Friday, July 29, 2011

Captain America

"Blessed are the meek, for they shall inherit the earth." Matt. 5:5

When I first saw trailers for Captain America: The First Avenger, I must admit that I was a bit skeptical - from the belligerent militaristic overtones of the gun play to the word "avenger" in the film's title (a word that finds its root in the non-Christian reaction of "vengeance"). But what surprised me was the pure heart that lay at the center of this classic comic-book superhero movie.

During the first third of the film, we see the era of the Second World War through the innocent eyes of a short, often-ignored young adult by the name of Steve Rogers (Chris Evans with a CG-altered body reduction). Poor Steve, meek and mild compared to the fighting boys making their way to the War, is regularly beaten up in Brooklyn alleys and rejected by most of the young women who come in contact with him... yet all the while, he maintains a pure and loving heart. He does not harbor anger, bitterness, or regret. Instead, he desires only to do the right thing and extend compassion to all around him.

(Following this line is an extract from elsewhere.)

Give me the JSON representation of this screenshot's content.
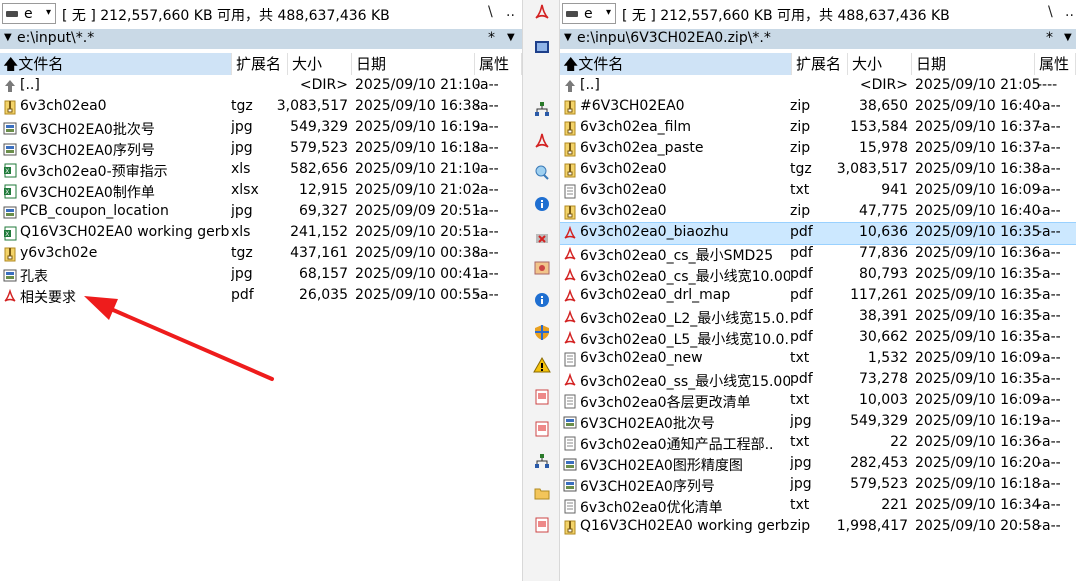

It is this scrawny young man with a heart of gold, then, that truly stays with us through the entire movie - even after scientists and military brass inject Rogers with a special serum that amplifies his cellular structure, making him a "super soldier." For underneath the newfound brawn and muscle still beats the heart of someone whom Jesus once extended his love towards: "Blessed are the meek, for they shall inherit the earth." (Mt. 5:5).

Rogers' meekness taught him some valuable lessons... principles that would give him a strength beyond the strongest soldier on the battlefield. When asked if he wanted to kill Nazis (an easy question asked in movies many times before to a chorus of "oh yeah!" by many a film character), Rogers responds "I don't want to kill anyone. I just don't like bullies." Even against one of the most vicious enemies our world has ever known, Rogers has learned that killing is no answer. However, at the same time, those who disregard the dignity of life - and oppress and persecute those weaker or different than they are - must be brought to justice and accountability. And when a grenade threatens to kills a platoon of soldiers, it is the meek and mild Rogers that sacrifices himself for the sake of others - proving his understanding of selflessness and love for all God's people (even those who just recently persecuted him).

This is what true heroism is all about. No impenetrable shield or six-pack of stomach muscles comes close to the strength of the gospel if truly lived out in daily life.

Blessed are the meek, says Jesus. This familiar beatitude rolls off the tongue so easily, but what does it really mean? Blessed are those who are ignored, rejected, persecuted, beaten down, overwhelmed, physically or emotionally weak, less-than-perfect, absent-minded, poverty-stricken, shy and quiet. Blessed are the ones that we often forget or the acquaintances that barely register in our memory. Blessed are the people who are laughed at for their mistakes or their appearances. Blessed are those who get picked last on the sports team or those who can't seem to get ahead in their work or their classes. Blessed are those with two left feet or those considered unattractive. Yes, blessed are all those people - believe it or not.

Jesus says that it is these people, from whom the world has taken so much away, that will ultimately be first in God's eyes.

This beatitude, which we often overlook each time we hear it, is perhaps one of the greatest challenges Jesus offers us. Do we contribute to the persecution and frustration of the meek? Do we cause those who are meek to fall into sadness and depression? Do we forget the meek as we go throughout our daily lives? If we have ever done that, and in some respects we may all be guilty of this oversight or neglect from time to time, Jesus challenges us to help the meek inherit the earth.

In the film, Peggy Carter (Hayley Atwell) and Dr. Abraham Erskine (Stanley Tucci) took a chance on the meek - and lifted them up higher than any special serum could ever do. Perhaps it was because they themselves were once put down (as a woman or as a Jew), but they were able to respond well to Christ's challenge to love and look out for the meek.

This beatitude (and the film) also offers us another challenge: if we find ourselves in the role of the meek person, what are we to do? Take vengeance on our persecutors? Sulk in bitterness and anger? Give up on any hope for a brighter future? No... we are called to turn the other cheek, respond in love, show kindness to our enemies, and above all, be selfless and sacrificial on behalf of one another (even those who put us down). The meek will gain their strength when they live life as if they were the strongest person - because in so doing, they really do inherit the earth. Their strength is what lies beneath the meekness - a strength embodied by Jesus of Nazareth and all the saints from Christ's time to our own.

Blessed are the meek like Steve Rogers. Blessed are the meek who occupy our daily routines - the forgotten ones, the persecuted ones, and the unloved ones - for we are called by Christ to lift them up. And blessed are us when we are meek, for if we live by the tenets of the gospel, we will have an impenetrable shield beyond price: the promise of salvation.

1 comment:

Anonymous said...

Speaking of meek, I never thought Chris Evans was that.

But he did a wonderful job.